Friday, January 28, 2005

Difference principle

Under the difference principle it is permitable to continue or even exaggerate inequality if through this it is possible to raise the position of the least advantaged. This inequality is allowable to the point where the ‘absolute position of the least advantaged can no longer be raised.’ How does this apply to digital divides and differences? Are there many scenarios where augmenting the inequality in resources and capabilities is to the eventual benefit of those least advantaged? Does this argument apply to this sort of resource?

1 comment:

  1. I think the difference principle can apply to digital technology. Here's the best exmaple I can come up with right now.

    Currently, many top-level scientists and engineers have the benefit of not only advanced education in their respective fields, but access to powerful supercomputers. If I had a Cray I wouldn't know what to do with it but play Free Cell, but some people can use them to develop technology to benefit others. They can run complicated simulations with supercomputers that might help them develop new medical treatments, build safer automobiles, etc.
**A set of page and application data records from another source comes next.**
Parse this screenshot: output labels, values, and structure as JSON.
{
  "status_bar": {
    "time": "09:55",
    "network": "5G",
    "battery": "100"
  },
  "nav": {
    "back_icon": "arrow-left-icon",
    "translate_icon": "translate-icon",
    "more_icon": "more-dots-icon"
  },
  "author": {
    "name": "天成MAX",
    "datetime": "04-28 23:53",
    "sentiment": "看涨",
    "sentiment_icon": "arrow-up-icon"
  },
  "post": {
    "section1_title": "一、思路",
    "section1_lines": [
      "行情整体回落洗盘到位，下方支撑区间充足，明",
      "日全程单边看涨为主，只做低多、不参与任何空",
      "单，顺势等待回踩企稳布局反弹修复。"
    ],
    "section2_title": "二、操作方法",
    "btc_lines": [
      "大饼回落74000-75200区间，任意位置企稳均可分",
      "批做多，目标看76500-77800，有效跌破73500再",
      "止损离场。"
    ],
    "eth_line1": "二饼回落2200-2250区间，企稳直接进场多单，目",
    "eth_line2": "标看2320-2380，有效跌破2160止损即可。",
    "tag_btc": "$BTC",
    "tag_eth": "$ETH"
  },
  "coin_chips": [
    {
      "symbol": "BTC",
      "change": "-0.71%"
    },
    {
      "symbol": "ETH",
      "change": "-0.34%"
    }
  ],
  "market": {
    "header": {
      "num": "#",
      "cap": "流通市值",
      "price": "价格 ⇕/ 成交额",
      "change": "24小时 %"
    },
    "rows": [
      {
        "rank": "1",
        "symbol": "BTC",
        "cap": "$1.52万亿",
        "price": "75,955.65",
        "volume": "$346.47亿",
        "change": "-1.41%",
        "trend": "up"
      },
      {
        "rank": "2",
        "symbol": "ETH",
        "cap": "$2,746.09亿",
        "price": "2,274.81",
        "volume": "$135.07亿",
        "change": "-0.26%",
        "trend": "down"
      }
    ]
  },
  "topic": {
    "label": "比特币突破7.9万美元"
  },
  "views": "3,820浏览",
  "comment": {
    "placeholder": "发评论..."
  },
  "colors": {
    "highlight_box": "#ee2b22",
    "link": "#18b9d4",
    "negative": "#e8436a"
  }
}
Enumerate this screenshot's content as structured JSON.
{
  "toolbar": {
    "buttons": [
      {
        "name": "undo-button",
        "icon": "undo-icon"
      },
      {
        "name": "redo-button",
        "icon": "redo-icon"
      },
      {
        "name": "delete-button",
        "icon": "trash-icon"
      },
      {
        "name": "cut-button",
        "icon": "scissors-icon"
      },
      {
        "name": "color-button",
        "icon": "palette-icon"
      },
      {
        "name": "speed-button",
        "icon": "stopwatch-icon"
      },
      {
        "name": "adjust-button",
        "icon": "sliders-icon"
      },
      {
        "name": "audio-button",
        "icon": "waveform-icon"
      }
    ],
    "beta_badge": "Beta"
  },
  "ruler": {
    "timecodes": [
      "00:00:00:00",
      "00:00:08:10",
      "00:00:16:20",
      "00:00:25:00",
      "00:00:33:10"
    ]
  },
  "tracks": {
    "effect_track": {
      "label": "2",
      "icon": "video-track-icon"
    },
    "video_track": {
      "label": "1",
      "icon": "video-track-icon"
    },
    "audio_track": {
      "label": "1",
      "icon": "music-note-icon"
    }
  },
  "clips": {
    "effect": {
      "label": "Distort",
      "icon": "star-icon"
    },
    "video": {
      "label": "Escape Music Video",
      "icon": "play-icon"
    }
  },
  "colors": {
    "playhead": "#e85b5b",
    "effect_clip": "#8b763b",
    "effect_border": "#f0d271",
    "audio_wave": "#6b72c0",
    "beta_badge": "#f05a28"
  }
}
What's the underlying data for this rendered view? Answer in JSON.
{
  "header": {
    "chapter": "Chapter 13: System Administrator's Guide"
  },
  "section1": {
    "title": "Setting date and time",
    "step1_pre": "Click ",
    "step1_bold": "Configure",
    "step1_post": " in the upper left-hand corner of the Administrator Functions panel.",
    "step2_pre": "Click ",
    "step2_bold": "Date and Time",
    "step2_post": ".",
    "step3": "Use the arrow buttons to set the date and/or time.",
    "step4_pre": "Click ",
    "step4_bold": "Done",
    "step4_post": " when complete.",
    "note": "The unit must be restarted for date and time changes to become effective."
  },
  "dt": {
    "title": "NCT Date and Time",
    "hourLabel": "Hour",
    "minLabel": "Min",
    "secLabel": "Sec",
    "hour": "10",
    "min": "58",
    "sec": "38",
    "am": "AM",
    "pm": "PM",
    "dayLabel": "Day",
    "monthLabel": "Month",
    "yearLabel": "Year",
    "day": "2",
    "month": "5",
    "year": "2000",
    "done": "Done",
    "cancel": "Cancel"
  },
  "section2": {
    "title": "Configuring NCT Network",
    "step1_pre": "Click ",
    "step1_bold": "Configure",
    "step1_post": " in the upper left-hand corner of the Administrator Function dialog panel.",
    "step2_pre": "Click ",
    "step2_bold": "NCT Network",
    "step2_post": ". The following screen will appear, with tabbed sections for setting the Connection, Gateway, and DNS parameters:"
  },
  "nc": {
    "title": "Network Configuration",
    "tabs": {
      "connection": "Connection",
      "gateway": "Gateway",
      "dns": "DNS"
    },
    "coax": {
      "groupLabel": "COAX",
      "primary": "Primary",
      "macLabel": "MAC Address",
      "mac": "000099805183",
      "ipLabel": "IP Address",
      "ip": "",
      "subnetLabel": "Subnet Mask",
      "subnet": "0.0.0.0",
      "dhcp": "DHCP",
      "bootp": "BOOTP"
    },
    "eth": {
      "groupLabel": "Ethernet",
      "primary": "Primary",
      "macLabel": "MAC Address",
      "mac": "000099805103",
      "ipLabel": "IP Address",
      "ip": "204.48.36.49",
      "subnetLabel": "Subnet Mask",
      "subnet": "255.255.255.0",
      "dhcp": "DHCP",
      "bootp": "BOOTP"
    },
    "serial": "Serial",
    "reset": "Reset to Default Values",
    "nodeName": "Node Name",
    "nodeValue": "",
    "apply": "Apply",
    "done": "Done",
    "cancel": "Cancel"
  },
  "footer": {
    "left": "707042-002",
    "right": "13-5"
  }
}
    Both supercomputers and advanced medical/technical education are limited resources that society can't give to everyone. According to the Difference Principle, it is then fair that they should go to those who will be best able to use these resources to benefit the less advantaged. So a doctor using a supercomputer to model anti-HIV drugs would be fine under the Difference Principle, although a mad scientist using the same resources to design killer robots (or me to play Free Cell!) would not be.